Knowing that, we now can decide which colour is the right one for your shoes. Let’s say you’ve just bought a nice pair of shoes in a mid brown colour. The intuitive choice would be to use our 1925 Cream in Medium Brown or Parisian Brown which is a great choice. After a while you might find that the shoes become a bit lighter in colour from wearing them and exposing them to the weather.This change of colour is caused by the original antiquing paste being slowly removed.
To make up for that, just use our 1925 Cream in Dark Brown to revive the initial antiquing effect and maintain the look of your shoes when you bought them. Therefore it is recommended to have our 1925 Cream in a slightly darker shade as an addition in your shoe care kit.
Burgundy and Bordeaux coloured shoes are often made from a leather that is a much lighter and brighter shade of red and are then treated with a black antiquing paste.

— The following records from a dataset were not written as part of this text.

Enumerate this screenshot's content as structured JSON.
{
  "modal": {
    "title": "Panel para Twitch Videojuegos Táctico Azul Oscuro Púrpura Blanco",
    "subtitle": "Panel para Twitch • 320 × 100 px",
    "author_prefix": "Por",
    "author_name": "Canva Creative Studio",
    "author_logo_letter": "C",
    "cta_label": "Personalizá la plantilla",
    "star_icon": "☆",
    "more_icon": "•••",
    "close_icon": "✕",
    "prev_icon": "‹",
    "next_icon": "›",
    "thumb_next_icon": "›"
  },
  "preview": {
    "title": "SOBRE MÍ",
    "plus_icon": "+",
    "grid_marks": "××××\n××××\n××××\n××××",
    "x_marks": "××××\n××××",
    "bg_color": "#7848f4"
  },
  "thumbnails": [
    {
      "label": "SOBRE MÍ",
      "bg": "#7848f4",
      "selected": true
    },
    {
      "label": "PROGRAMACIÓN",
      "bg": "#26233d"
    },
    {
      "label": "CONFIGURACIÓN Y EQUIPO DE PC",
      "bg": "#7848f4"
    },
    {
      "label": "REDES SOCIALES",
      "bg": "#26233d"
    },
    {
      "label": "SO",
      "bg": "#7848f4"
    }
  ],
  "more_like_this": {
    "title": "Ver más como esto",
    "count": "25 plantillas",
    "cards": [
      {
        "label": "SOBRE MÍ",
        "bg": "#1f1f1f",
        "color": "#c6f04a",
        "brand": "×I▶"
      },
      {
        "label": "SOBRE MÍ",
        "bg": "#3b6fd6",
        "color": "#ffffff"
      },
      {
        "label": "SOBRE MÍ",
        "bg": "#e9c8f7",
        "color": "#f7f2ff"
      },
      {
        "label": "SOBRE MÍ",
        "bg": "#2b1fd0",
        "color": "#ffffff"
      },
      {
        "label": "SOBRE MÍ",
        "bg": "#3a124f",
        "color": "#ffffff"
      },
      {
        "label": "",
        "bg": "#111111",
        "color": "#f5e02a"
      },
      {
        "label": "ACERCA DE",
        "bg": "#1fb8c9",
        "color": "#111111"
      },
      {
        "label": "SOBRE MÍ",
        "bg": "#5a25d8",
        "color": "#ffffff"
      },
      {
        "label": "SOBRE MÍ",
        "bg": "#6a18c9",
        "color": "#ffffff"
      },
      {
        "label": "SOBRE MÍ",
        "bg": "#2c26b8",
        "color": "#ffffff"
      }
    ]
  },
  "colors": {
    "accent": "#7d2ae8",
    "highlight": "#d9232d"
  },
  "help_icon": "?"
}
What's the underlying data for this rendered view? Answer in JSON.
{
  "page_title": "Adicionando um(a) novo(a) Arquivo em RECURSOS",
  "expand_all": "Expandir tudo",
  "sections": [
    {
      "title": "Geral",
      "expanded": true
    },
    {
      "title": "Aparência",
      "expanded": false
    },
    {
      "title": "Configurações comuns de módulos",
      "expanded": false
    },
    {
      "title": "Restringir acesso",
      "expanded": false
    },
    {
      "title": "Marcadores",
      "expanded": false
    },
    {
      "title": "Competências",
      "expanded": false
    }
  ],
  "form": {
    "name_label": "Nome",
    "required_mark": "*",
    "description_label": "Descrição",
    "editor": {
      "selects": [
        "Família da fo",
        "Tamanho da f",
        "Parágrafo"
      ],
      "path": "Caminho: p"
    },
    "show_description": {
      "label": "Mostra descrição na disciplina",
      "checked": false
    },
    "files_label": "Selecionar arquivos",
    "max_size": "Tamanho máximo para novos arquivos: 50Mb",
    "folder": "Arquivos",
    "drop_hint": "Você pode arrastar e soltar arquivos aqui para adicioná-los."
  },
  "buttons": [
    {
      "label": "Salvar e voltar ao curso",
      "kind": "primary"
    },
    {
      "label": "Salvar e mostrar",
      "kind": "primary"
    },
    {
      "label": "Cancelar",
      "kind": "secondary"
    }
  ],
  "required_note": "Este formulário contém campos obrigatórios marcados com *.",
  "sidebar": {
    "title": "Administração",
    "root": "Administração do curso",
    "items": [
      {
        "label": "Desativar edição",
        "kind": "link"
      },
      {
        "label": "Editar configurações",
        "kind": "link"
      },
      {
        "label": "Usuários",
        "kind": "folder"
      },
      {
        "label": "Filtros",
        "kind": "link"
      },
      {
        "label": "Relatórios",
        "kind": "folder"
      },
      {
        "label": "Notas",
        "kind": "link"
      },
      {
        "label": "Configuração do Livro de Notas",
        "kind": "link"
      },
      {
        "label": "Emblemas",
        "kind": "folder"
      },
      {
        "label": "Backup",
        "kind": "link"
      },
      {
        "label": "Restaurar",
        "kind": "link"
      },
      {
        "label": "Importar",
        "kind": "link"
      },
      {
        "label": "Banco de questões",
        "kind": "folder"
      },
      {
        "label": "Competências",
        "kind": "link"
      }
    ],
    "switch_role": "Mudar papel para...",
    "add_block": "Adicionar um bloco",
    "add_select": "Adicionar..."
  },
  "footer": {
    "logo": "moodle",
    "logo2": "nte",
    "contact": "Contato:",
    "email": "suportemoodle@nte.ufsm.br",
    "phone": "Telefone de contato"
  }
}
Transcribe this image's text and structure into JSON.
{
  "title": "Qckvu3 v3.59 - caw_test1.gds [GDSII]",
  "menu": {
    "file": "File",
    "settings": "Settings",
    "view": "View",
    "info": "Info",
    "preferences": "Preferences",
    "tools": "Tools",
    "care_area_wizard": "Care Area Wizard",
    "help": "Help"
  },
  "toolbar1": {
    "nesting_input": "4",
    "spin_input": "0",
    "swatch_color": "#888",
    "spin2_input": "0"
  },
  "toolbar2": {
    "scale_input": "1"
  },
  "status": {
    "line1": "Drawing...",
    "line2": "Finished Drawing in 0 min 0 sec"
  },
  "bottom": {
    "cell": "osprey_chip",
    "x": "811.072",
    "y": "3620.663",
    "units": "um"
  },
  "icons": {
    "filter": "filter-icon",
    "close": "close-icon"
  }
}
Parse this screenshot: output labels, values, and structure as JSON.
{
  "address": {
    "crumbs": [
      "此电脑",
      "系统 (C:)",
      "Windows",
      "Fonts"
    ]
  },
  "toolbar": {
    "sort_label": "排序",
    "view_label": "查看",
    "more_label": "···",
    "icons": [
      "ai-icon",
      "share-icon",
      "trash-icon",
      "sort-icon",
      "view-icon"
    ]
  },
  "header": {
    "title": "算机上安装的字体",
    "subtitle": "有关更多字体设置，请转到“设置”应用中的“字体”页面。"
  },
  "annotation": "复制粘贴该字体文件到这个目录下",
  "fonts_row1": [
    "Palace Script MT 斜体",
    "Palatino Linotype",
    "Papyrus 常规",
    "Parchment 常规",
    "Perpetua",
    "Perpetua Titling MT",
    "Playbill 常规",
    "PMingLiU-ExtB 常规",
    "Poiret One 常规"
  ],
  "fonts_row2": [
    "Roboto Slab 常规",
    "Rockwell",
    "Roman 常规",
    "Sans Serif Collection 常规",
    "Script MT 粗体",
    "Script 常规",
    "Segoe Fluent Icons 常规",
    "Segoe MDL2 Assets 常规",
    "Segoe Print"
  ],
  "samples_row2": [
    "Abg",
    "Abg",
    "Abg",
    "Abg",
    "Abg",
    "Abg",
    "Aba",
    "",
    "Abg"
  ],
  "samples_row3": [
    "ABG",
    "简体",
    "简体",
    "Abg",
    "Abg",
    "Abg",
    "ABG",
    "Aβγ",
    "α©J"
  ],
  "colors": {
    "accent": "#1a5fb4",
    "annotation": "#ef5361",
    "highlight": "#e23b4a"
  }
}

If you find that your burgundy shoes start to get a bit lighter in colour and you want to keep them in a more subtle shade of red, apply a little amount of black cream and you will find that you can control the shade of red very nicely using darker creams.
But what if you would like your shoes to be a slightly lighter shade than they originally were? No problem, but we have to take one additional step before applying the cream in the desired colour. You can use our plant based Cleaner to strip the original antiquing and reveal the lighter leather underneath. Because the 1925 Cream contains real pigments that penetrate and dye the leather we can now change the shade of the shoe to our desired shade. Please be aware that this only works on leather that has been antiqued like you find it on most Goodyear-welted shoes of decent quality. Some shoes might be made from a leather that has a coating which doesn’t allow the colour to be changed.
This is to show you the great possibilities when using our 1925 Cream that contains natural turpentine and real colour pigments. Since the majority of the premium shoe manufacturers use Saphir products to finish their shoes, you can maintain the original finish with the very same products by choosing Saphir. With a little practice you will get great control over the shade of colour your shoes have.